The Right to Possession: In Shirley v. State' the Supreme Court of Tennessee held that a county court clerk could not be required to return money illegally gained by participation in a gambling game, which money had been confiscated by the sheriff and turned into court. Despite a theoretical difficulty arising from the absence in Tennessee of a statute authorizing forfeiture of gambling funds, the decision invoked the equitable principle that courts will not assist persons violating the law. For its result, the court relied in considerable measure on the New York case of Hofferman v. Simmons, which involved a replevin action to recover money seized in a gambling game. The New York court had reasoned that since in New York replevin is a possessory action in which the plaintiff must show a possessory right recognized by law, the courts would not give their sanction to "titles and possessory rights founded only on law breaking." The Tennessee Supreme Court approved essentially the definition of replevin as given by the Court of Appeals of New York, and apparently treated the action in the Shirley case as equivalent to one of replevin though it actually arose as a petition in criminal court.
J. Allen Smith,
Personal Property and Sales -- 1956 Tennessee Survey,

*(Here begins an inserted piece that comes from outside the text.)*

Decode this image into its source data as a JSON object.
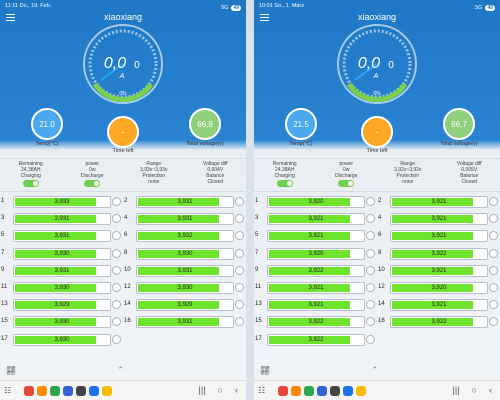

9 Vanderbilt Law Review
Available at: https://scholarship.law.vanderbilt.edu/vlr/vol9/iss5/15